TASK INPUTS START

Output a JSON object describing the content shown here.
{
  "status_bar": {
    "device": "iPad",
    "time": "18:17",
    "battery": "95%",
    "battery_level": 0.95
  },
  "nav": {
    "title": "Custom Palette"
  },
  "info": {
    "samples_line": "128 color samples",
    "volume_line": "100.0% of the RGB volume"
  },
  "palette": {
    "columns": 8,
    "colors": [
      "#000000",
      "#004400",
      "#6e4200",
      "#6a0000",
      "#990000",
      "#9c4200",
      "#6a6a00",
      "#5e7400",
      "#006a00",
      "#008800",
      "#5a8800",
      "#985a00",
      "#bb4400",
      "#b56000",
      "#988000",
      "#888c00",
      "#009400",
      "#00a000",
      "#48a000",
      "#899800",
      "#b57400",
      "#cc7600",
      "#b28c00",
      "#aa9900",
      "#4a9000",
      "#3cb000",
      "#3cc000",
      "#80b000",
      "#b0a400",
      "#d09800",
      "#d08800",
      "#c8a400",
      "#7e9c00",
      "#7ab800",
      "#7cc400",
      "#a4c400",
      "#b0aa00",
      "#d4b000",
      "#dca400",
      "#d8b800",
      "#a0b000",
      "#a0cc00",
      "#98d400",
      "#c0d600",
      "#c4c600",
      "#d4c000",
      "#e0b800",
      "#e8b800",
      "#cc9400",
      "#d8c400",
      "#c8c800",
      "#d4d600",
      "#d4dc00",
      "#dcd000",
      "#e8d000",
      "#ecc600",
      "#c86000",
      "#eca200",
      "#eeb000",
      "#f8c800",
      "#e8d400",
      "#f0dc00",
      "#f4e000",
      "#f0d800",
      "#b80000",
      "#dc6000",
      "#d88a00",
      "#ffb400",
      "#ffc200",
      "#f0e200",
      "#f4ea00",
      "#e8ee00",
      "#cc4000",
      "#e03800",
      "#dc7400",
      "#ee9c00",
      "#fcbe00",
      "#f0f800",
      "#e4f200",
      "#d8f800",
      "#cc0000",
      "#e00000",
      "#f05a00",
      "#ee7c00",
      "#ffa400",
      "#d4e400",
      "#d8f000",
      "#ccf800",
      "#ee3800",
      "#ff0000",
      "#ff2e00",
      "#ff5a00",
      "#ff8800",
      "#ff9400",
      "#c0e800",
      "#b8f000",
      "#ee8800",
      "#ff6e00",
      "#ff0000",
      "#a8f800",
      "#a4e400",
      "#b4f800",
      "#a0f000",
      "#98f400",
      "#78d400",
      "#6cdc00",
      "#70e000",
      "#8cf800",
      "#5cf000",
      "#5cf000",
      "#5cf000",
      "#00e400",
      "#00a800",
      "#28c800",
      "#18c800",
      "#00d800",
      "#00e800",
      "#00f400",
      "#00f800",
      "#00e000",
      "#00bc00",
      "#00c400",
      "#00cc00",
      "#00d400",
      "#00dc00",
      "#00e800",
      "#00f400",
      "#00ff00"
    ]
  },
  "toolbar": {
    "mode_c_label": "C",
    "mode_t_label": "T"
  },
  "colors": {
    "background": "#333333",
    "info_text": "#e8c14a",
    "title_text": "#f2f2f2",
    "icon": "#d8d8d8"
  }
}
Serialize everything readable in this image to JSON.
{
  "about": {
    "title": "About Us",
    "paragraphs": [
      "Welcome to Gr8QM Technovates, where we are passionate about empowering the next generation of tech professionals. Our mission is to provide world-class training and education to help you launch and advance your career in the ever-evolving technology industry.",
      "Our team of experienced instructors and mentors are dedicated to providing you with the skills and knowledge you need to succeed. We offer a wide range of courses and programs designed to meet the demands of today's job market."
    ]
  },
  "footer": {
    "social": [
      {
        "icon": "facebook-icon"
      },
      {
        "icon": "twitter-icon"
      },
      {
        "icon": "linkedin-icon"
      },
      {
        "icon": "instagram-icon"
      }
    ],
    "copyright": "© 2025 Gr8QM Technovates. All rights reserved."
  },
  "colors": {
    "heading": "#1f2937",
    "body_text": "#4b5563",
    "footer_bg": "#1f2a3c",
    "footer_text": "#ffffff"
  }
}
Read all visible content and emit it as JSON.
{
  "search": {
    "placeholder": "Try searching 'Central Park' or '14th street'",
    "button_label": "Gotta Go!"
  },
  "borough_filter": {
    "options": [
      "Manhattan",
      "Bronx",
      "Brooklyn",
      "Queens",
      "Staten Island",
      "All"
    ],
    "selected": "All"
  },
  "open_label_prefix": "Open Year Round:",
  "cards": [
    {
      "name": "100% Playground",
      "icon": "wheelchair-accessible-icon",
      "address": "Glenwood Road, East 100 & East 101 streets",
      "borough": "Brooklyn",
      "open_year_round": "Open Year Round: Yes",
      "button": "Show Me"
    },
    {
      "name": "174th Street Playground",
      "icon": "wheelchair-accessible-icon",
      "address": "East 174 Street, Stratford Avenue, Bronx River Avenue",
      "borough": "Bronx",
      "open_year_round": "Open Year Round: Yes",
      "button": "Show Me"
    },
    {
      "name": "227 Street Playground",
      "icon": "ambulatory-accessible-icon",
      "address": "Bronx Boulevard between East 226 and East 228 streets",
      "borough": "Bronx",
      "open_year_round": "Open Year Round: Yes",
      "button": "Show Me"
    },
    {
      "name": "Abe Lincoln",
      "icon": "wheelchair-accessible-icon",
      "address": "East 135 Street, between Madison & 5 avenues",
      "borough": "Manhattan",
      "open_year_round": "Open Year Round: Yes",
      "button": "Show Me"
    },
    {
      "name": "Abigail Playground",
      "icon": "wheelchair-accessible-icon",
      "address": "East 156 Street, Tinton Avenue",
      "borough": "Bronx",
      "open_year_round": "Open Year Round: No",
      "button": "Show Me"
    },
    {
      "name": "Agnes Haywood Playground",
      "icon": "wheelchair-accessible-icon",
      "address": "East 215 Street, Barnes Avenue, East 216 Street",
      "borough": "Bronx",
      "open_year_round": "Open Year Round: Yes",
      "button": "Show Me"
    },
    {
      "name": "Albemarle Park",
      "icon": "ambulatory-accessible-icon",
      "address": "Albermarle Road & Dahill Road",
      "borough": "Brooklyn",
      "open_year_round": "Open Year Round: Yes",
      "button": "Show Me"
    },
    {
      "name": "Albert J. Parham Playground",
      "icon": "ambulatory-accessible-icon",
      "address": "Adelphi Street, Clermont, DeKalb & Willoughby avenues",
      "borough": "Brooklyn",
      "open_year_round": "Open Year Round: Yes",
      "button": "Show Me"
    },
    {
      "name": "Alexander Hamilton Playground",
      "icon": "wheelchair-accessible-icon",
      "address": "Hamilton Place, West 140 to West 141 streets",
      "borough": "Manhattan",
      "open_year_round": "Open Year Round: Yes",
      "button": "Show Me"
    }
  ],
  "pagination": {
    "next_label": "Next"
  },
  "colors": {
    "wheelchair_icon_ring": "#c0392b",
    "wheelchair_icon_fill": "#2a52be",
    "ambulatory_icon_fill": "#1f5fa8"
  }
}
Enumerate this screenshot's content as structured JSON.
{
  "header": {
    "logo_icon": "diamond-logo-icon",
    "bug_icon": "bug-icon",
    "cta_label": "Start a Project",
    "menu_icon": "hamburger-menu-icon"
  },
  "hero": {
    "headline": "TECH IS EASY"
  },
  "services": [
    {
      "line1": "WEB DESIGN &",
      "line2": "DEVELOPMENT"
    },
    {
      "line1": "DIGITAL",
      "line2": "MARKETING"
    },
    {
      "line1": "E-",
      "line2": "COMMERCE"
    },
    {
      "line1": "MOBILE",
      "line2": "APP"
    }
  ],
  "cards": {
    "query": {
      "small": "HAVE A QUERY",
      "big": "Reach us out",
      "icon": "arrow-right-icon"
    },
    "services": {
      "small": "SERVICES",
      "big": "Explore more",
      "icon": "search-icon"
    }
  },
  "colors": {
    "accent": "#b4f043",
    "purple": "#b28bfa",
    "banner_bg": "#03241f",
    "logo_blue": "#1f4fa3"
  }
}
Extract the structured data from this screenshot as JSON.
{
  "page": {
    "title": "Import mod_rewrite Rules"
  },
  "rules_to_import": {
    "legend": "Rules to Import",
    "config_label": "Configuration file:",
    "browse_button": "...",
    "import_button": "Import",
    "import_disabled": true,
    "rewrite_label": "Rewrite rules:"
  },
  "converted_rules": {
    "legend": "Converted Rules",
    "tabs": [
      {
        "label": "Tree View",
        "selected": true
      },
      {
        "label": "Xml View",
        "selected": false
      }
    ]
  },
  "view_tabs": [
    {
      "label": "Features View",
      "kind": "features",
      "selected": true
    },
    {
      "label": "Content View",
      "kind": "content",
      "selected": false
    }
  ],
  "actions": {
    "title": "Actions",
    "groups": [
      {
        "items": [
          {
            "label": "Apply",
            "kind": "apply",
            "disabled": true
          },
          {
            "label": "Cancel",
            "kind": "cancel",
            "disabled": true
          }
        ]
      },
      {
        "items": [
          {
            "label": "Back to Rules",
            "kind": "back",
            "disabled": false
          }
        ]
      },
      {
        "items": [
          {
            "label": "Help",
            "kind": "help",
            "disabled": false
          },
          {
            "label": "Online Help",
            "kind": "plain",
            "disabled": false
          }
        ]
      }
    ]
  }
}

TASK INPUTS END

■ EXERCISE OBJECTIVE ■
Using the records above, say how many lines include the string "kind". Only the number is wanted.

■ RESPONSE TO THE EXERCISE ■
7